The Patriot, first used in the Gulf War, is stationed in South Korea, Kuwait and Saudi Arabia and kept on hot alert -- ready to fire at a moment's notice -- to protect U.S. troops from a possible missile attack by North Korea or Iraq.
CBS News National Security Correspondent David Martin says routine testing revealed that half the Patriots on alert had faulty parts.
Lt. Gen. Paul Kern says, Our concerns were for these deployed missiles that were in the hot status, that it was not worth the risk to leave them, that we would replace them.
Raytheon, the maker of the Patriot, guarantees the missile can be kept on hot alert for six months and still work when fired. But the Army had kept its Patriots on hot alert for much longer than six months -- years, in some cases -- and parts were beginning to fail at an alarming rate. Ten days ago, the Army decided it couldn't trust the missiles any longer. Working in secret, it replaced the hundreds of Patriots kept on alert with missiles out of its war reserve stocks.
Kern says, We quietly swapped out those missiles and that was completed (Tuesday).
The Army is not sure how much it will cost to fix the bad missiles, but the parts alone cost $100,000 a missile, and there are several hundred.
Seven other countries also rely on the Patriot. The Army has now notified them of the problem -- but not until after it had first replaced all of its own Patriots.
Asked why Israel, Saudi Arabia, Kuwait, the Netherlands, Germany, Japan and Taiwan were not told about the possible vulnerability of their Patriot missiles, Kern replied: We did what we thought was a very fair assessment of keeping the security of our forces and or allies in check, and we think we did it the right way.

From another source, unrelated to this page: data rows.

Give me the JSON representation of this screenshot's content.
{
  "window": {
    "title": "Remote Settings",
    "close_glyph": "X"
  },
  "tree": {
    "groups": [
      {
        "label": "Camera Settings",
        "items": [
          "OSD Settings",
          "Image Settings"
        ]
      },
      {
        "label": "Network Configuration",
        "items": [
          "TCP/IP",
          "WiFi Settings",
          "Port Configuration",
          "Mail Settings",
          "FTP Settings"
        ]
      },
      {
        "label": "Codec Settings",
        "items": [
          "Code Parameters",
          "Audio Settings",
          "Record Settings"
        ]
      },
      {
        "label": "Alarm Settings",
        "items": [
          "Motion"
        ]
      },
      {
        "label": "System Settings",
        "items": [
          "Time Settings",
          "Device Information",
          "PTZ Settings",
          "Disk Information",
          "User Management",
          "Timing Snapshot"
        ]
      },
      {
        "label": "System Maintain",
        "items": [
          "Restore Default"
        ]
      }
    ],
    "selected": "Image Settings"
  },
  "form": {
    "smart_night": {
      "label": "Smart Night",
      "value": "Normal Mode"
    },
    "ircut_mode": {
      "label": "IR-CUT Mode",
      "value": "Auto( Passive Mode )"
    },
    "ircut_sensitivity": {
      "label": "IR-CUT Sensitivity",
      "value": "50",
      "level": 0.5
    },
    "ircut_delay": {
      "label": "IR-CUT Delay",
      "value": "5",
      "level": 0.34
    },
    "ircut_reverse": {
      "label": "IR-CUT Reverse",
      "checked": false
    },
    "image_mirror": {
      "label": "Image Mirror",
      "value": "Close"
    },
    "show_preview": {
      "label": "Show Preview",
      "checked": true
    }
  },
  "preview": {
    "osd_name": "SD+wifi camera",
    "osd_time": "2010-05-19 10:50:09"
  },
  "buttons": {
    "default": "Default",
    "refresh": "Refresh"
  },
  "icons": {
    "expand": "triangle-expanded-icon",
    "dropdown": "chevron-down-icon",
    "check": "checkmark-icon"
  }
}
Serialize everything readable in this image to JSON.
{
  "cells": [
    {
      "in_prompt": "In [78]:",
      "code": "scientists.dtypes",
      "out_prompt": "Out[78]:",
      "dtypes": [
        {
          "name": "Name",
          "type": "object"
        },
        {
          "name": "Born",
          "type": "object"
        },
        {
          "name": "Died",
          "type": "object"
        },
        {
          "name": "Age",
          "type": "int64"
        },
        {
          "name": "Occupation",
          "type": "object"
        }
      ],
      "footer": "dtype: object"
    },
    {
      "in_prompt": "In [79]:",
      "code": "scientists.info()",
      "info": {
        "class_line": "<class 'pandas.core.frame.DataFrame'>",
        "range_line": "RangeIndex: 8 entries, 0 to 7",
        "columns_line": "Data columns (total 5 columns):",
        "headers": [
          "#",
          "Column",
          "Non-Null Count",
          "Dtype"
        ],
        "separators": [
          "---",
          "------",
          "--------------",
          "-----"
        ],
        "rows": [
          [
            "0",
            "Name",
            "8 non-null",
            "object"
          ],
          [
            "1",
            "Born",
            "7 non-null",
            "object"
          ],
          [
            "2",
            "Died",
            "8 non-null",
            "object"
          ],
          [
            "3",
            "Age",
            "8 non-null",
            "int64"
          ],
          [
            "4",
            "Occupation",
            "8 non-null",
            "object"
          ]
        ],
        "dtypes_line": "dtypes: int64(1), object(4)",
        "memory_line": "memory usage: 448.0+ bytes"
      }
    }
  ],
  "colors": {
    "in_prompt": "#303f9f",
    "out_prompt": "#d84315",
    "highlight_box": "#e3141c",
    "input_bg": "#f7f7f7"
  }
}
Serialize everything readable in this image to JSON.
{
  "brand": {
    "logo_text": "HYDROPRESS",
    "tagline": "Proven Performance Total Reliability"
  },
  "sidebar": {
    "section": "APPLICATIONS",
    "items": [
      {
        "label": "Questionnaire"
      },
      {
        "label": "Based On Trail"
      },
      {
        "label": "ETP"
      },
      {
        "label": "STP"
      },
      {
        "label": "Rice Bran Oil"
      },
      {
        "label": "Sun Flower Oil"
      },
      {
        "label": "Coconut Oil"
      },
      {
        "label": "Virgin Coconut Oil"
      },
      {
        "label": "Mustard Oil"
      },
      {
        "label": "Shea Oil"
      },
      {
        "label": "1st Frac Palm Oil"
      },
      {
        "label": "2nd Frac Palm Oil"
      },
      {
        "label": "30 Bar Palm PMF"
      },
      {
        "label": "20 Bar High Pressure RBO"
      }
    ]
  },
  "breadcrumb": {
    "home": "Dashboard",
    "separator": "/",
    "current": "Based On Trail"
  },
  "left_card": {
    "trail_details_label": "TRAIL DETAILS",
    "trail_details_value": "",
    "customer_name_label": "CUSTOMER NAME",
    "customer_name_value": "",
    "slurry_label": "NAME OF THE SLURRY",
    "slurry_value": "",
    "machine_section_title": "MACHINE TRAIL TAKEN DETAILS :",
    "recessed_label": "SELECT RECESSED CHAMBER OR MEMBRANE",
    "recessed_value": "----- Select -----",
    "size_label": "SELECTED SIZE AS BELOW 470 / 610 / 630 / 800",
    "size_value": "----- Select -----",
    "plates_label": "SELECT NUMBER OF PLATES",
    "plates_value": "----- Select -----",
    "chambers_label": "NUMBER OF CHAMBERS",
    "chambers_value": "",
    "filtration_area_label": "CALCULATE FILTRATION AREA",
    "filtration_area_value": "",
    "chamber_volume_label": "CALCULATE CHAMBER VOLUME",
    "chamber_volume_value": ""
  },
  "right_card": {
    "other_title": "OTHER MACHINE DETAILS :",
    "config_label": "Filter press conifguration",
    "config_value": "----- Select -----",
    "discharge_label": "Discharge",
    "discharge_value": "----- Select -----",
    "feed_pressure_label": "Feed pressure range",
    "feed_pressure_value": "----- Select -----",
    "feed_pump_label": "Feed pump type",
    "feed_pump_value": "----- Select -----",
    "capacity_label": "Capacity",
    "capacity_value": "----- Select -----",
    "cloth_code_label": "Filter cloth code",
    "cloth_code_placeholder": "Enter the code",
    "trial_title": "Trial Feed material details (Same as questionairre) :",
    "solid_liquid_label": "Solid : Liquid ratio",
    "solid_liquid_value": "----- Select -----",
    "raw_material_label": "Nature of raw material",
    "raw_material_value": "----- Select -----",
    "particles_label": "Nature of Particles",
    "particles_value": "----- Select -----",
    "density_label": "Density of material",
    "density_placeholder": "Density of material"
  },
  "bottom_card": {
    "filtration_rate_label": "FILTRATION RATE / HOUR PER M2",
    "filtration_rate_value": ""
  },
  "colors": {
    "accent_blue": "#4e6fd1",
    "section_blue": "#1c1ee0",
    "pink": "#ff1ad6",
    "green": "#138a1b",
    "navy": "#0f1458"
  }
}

The Patriot is used to defend against aircraft and short-range ballistic missiles at medium and high altitudes. An upgraded version, called the PAC-3, is being developed to provide a greater capability against short-range missiles. Kern said the PAC-3 version is expected to be ready for use next year.